Exercise details
Look through the data below. Collect every line where the word "title" occurs.
• • • • • • •
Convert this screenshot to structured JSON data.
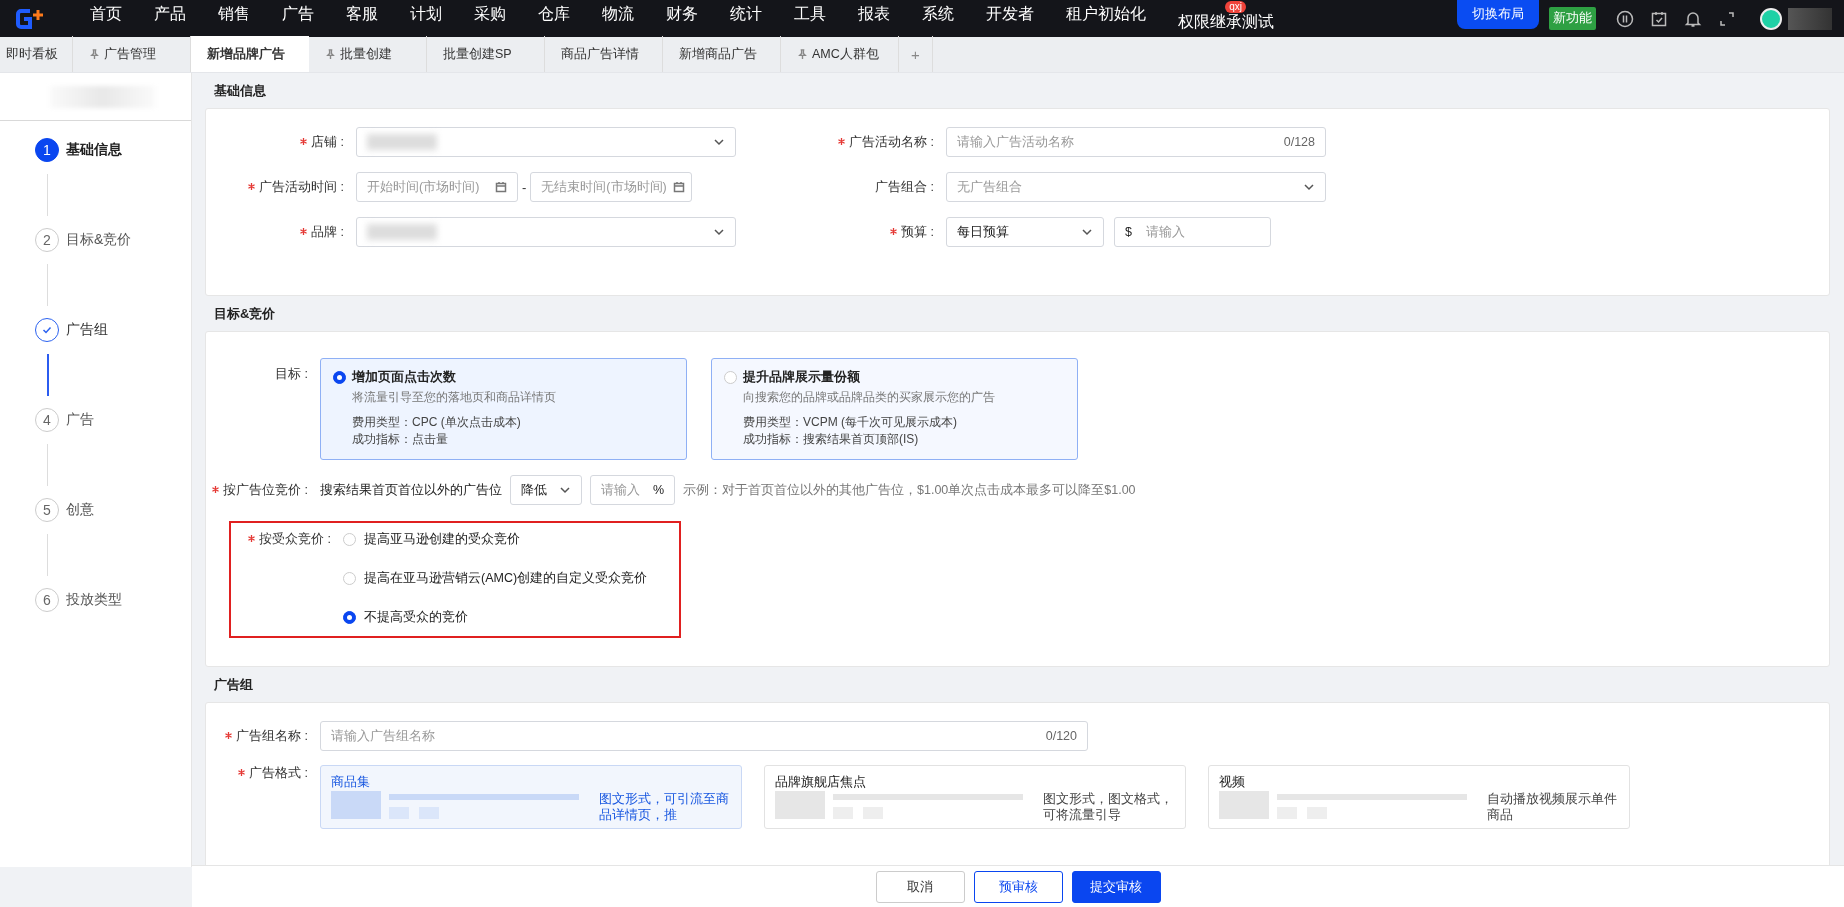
{
  "top_nav": {
    "menu": [
      "首页",
      "产品",
      "销售",
      "广告",
      "客服",
      "计划",
      "采购",
      "仓库",
      "物流",
      "财务",
      "统计",
      "工具",
      "报表",
      "系统",
      "开发者",
      "租户初始化",
      "权限继承测试"
    ],
    "badge": "qxj",
    "layout_button": "切换布局",
    "new_feature": "新功能"
  },
  "tabs": [
    {
      "label": "即时看板",
      "pinned": false,
      "selected": false
    },
    {
      "label": "广告管理",
      "pinned": true,
      "selected": false
    },
    {
      "label": "新增品牌广告",
      "pinned": false,
      "selected": true
    },
    {
      "label": "批量创建",
      "pinned": true,
      "selected": false
    },
    {
      "label": "批量创建SP",
      "pinned": false,
      "selected": false
    },
    {
      "label": "商品广告详情",
      "pinned": false,
      "selected": false
    },
    {
      "label": "新增商品广告",
      "pinned": false,
      "selected": false
    },
    {
      "label": "AMC人群包",
      "pinned": true,
      "selected": false
    }
  ],
  "add_tab": "+",
  "steps": [
    {
      "number": "1",
      "label": "基础信息",
      "kind": "active"
    },
    {
      "number": "2",
      "label": "目标&竞价",
      "kind": "wait"
    },
    {
      "label": "广告组",
      "kind": "done"
    },
    {
      "number": "4",
      "label": "广告",
      "kind": "wait"
    },
    {
      "number": "5",
      "label": "创意",
      "kind": "wait"
    },
    {
      "number": "6",
      "label": "投放类型",
      "kind": "wait"
    }
  ],
  "basic_info": {
    "title": "基础信息",
    "fields": [
      {
        "kind": "select",
        "label": "店铺 :",
        "required": true,
        "redacted": true
      },
      {
        "kind": "text",
        "label": "广告活动名称 :",
        "required": true,
        "placeholder": "请输入广告活动名称",
        "counter": "0/128"
      },
      {
        "kind": "daterange",
        "label": "广告活动时间 :",
        "required": true,
        "start_placeholder": "开始时间(市场时间)",
        "separator": "-",
        "end_placeholder": "无结束时间(市场时间)"
      },
      {
        "kind": "select",
        "label": "广告组合 :",
        "required": false,
        "placeholder": "无广告组合"
      },
      {
        "kind": "select",
        "label": "品牌 :",
        "required": true,
        "redacted": true
      },
      {
        "kind": "budget",
        "label": "预算 :",
        "required": true,
        "value": "每日预算",
        "prefix": "$",
        "placeholder": "请输入"
      }
    ]
  },
  "goal_bidding": {
    "title": "目标&竞价",
    "goal_label": "目标 :",
    "goals": [
      {
        "title": "增加页面点击次数",
        "description": "将流量引导至您的落地页和商品详情页",
        "cost_type": "费用类型：CPC (单次点击成本)",
        "metric": "成功指标：点击量",
        "selected": true
      },
      {
        "title": "提升品牌展示量份额",
        "description": "向搜索您的品牌或品牌品类的买家展示您的广告",
        "cost_type": "费用类型：VCPM (每千次可见展示成本)",
        "metric": "成功指标：搜索结果首页顶部(IS)",
        "selected": false
      }
    ],
    "placement_bid": {
      "label": "按广告位竞价 :",
      "required": true,
      "text": "搜索结果首页首位以外的广告位",
      "direction": "降低",
      "placeholder": "请输入",
      "suffix": "%",
      "hint": "示例：对于首页首位以外的其他广告位，$1.00单次点击成本最多可以降至$1.00"
    },
    "audience_bid": {
      "label": "按受众竞价 :",
      "required": true,
      "highlighted": true,
      "options": [
        {
          "label": "提高亚马逊创建的受众竞价",
          "selected": false
        },
        {
          "label": "提高在亚马逊营销云(AMC)创建的自定义受众竞价",
          "selected": false
        },
        {
          "label": "不提高受众的竞价",
          "selected": true
        }
      ]
    }
  },
  "ad_group": {
    "title": "广告组",
    "name_field": {
      "label": "广告组名称 :",
      "required": true,
      "placeholder": "请输入广告组名称",
      "counter": "0/120"
    },
    "format_label": "广告格式 :",
    "format_required": true,
    "formats": [
      {
        "title": "商品集",
        "description": "图文形式，可引流至商品详情页，推",
        "selected": true
      },
      {
        "title": "品牌旗舰店焦点",
        "description": "图文形式，图文格式，可将流量引导",
        "selected": false
      },
      {
        "title": "视频",
        "description": "自动播放视频展示单件商品",
        "selected": false
      }
    ]
  },
  "actions": [
    {
      "label": "取消",
      "kind": "default"
    },
    {
      "label": "预审核",
      "kind": "outline"
    },
    {
      "label": "提交审核",
      "kind": "primary"
    }
  ]
}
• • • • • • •
Response box
    "title": "基础信息",
    "title": "目标&竞价",
        "title": "增加页面点击次数",
        "title": "提升品牌展示量份额",
    "title": "广告组",
        "title": "商品集",
        "title": "品牌旗舰店焦点",
        "title": "视频",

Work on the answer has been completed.